TO DO: Gather all lines in the records below that include the word "spam".

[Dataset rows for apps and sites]
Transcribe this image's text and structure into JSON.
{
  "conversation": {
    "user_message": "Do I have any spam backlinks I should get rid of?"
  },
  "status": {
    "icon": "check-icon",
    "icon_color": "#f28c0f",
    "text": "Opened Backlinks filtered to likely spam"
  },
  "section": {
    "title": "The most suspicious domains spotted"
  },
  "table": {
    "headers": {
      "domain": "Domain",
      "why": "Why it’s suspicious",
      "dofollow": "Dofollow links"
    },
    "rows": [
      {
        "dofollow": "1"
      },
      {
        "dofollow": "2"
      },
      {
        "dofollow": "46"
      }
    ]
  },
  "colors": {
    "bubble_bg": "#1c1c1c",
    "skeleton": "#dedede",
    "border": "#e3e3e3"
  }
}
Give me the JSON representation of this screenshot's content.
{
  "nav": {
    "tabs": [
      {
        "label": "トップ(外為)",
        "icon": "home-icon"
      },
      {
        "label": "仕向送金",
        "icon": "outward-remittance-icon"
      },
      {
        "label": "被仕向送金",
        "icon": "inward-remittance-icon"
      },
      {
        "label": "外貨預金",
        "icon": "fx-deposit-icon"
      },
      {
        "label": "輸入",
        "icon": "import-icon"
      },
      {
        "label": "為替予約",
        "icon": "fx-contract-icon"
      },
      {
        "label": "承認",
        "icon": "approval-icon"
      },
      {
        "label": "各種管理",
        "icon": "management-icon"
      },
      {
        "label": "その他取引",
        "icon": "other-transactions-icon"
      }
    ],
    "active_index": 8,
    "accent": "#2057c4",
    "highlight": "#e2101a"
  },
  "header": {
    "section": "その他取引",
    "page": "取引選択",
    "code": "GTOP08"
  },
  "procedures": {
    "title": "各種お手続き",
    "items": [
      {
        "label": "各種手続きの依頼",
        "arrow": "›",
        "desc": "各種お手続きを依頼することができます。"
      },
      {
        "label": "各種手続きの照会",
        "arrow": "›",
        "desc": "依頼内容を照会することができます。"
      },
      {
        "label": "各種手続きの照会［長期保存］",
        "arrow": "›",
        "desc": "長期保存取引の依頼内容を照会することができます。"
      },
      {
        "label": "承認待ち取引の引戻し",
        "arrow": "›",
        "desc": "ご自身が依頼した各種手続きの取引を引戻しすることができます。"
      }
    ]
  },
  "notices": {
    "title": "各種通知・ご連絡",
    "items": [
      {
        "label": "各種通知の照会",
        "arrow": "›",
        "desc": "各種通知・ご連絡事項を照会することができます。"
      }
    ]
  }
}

EXPECTED OUTPUT:
    "user_message": "Do I have any spam backlinks I should get rid of?"
    "text": "Opened Backlinks filtered to likely spam"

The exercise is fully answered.